The first thing I do every morning is go out in my wellies and nightie to feed the chickens. Luckily we don’t have near neighbours. After a long winter of frosty mornings, I am relishing a warmer (slightly) start to my day and the birdsong lifts my spirits on the dankest of days. Even on those plentiful grey, damp days the pale yellow primrose and slender, pink rhubarb catches my eye. It feels as if despite the lack of sun, Spring is a lovely, unstoppable force.
At the weekend on a wonderful natural beekeeping course run by Bees for Development I was reminded that this unstoppable force could do with being a bit less tardy. The poor bees we saw are desperate for forage after a tough winter; winter stores of honey are depleted and they are in dire need of nectar and pollen. At least the bees I visited at the weekend inhabit a wildly beautiful part of the UK, in between Monmouth and the Forest of Dean and with a rich variety of blossom about to offer feasting for bees – on trees, in hedgerows, in vegetable patches and on the native wild and cultivated flowers in the area. The laziness gardener in me loves it that bees are very partial to veggies left to go to seed/flower over winter too.
This great natural bee-keeping course highlighted the plight of bees (and hence of our food-chain) partly because of the popularity of pesticides and mono-culture in farming in recent years. Our landscape is increasingly over-cultivated and over-tidied, which must seem like a desert for the bees whose foraging we so depend on for our own food.
On a more positive note, Bees for Development sent away a group of us on Sunday afternoon with a huge amount of enthusiasm for becoming bee-keepers ourselves.
I’m about to order a Top Bar bee-hive which seems a beautifully simple way to encourage bees to flourish in my garden, supply us with tasty, healthy honey and beeswax, and encourage pollination of my veggies. Hopefully it could also be good for the wider environment.
Ruby, now 10, is keen to get involved in bee-keeping too, mainly as she loves sweet honeycombe (oozing with honey) slathered on toast. Have to admit she is a little nervous about being stung though. We are both hoping that the lavender, herbs and flowers in our garden are attractive to bees.
As part of my research for a recent article on Natural Beekeeping for Green Parent magazine I spoke to some wonderfully enthusiastic people about getting children involved in beekeeping.
Jilly Halliday, who helped start the Broomley Bee Project (a charity working with schools in Northumberland to introduce young people to bees) when her own children were at Primary School is equally enthusiastic about the contagious buzz of beekeeping:
“Bees are so inspiring and beekeeping is such a trigger for looking beyond nature and beyond bees – kids really take ownership and you can weave it into the curriculum in so many ways. You just have to smell a hive, hear it.”

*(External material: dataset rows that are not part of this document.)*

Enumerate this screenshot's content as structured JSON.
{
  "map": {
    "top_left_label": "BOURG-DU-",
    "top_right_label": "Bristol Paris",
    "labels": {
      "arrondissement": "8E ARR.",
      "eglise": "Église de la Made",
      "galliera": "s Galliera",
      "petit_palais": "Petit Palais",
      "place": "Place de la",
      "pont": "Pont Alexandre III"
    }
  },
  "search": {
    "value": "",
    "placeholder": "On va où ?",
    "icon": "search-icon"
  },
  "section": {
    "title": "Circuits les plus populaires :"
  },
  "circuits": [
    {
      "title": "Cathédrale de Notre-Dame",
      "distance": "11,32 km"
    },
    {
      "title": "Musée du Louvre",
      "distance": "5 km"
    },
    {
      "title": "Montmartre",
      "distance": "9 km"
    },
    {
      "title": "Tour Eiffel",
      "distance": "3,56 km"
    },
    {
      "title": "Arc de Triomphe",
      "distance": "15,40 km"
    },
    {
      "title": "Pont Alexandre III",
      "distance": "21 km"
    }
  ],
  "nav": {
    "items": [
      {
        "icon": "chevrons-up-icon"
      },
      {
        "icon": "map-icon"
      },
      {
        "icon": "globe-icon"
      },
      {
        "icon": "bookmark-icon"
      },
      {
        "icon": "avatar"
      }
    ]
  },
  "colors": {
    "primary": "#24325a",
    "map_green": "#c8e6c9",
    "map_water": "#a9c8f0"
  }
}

Five years ago Jilly went on a bee-keeping course and learnt about our native black bees, and became passionate about sustainable beekeeping. After PTA fundraising for beekeeping at Broomley School, she realised that there was a major risk assessment issue in involving children with bees: they sting! After some initial piloting with her own children and friends’ children, one of her friends who was an Ofsted inspector and a Fellow of Newcastle University specialising in project based learning became involved with the project and helped hugely with risk assessment:
“We wanted to be able to get the children practically involved, not just talk about it. Due to risk assessment and to be fair to the bees (Black bees who are really gentle) we found that we could only take 4 children at a time to the hives.”
By starting a “meadow project” more children could get involved in a way that emphasised the importance of a whole ecosystems approach to beekeeping:
“The children really took ownership in planting the meadow, we talked about pesticides, we got compasses to look at where to position the hive, they ordered the plants themselves, looked at whether to have a native meadow, took soil samples. They’ve gone on to look at winter clustering, we mocked up a hive, one of the children acted as Queen bee, while we talked to the children about working in teams like the bees. Now the honey is sent to Cardiff University for sampling – we’ll talk about what percentage of pesticides are in the honey, how it reflects what’s going on in the environment around us.”
Lovely how looking at these neat little communities of bees from a child’s perspective reminds us how bees may be good for the environment they’re in but that environment needs to be good to the bees too.
I’m currently researching hives and browsing smokers and bee-keeping outfits on ebay, keen to be ready for any swarms I may hear of in May. A local bee-keeping friend has promised to let me know of any swarms and I am feeling full of childish enthusiasm myself at the idea of heading off with a basket to a tree harbouring bees who are on the look-out for a new home. It is reminding me of reading Winnie the Pooh to Ruby when she was little: famously rarely without a jar of honey, in ‘Winnie the Pooh and the Honey Tree’ he follows a bee to climb a honey tree after finding his honey jar is empty at breakfast time.
I fear it may not be quite that simple.
Will write more about the realities of bee-keeping and more about natural bee-keeping soon! If anybody is keen to learn more, I can totally recommend the course I went on with Bees for Development near Monmouth. It covers the basics of sustainable beekeeping including selecting the right sort of hive for you and a demonstration on how to make your own top-bar hive